4. Most people like to study in a place that’s quiet, but not too quiet.
5. Besides libraries, students also like to stay in the seating place in academic building, labs and empty classroom. Some likes café too, because they can eat and study at the same time.

Ideation

According to the findings from interviews and surveys, I want to focus on fulfilling two needs:

1. Students could find study space easily with different needs.

2. Recommend new or rarely-known study spaces for students.

I will still be designing on a website base giving that students are more used to use a laptop on campus, and website could contain more information and clearer map.

After listing out all the needs and features on post-it, I came up with four features: Map, Filter, Recommendation and Live Feeds.

Low-Fidelity Prototype

Design Approach

  • Simple and clear structure

  • Using Tableau to create an interactive map that shows all the study spaces on campus and show the detail when clicked

  • Comprehensive filter function according to the students’ survey

  • Show popular time and estimate seat availability on library’s info

  • Live feeds that allow the user to post and view the newest news related to study space.

User feedback

After the first iteration, I asked four students to give me feedback on the prototype. Here are the key findings

  • 4/4 users think the map feature is really helpful.

  • 2/4 users suggest instead of having the Best study space vote, the website can recommend hidden study spaces because vote can be biased.

  • 3/4 users suggest that feeds could be sort and filter by location and categories.

  • 1/ 4 user suggest that filter is too similar to the school website, and I could add more personalized filters.

  • 1/ 4 user suggest that in the info section, I can add a link to the website of the library or the building.

Map Making

Interactive map with tableau

High-Fidelity Prototype

Key Changes

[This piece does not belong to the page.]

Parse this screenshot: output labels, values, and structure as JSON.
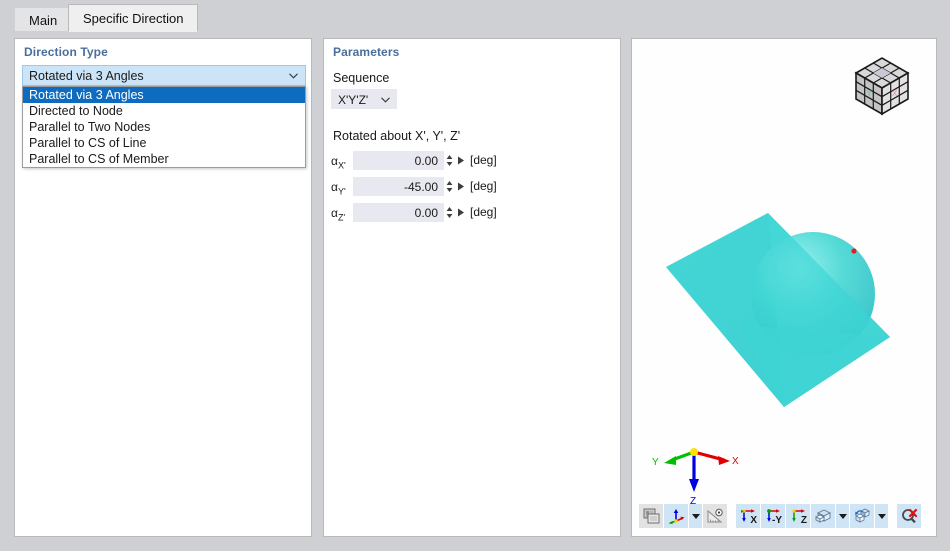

  • Instead of showing the voting result on the “recommend” session, I change it to “hidden gem” to recommend study spaces that may not be known by many people.

  • Add monthly infographic report for users to download.

  • Live feeds can be sort by time and popularity and can be filtered by location and categories. Users can also like, share and comment to them.

Design Approach

  • Use the color theme of blue and gold which is UC Berkeley’s official campus color.

  • Have monthly infographic for students to download on headline page.

  • Navigation bar is sticky to the top so users can access at anytime.

  • Once click on the mark on the map, the bottom of the map shows the detailed info of that location.

  • Weekly updates on the recommendation of rarely known study spaces.

  • Live feeds that allow users to view the newest announcement and posting.

Reference

1. UC Berkeley Brand Guidelines: https://brand.berkeley.edu/visual-design/

2. UC Berkeley Library: http://www.lib.berkeley.edu/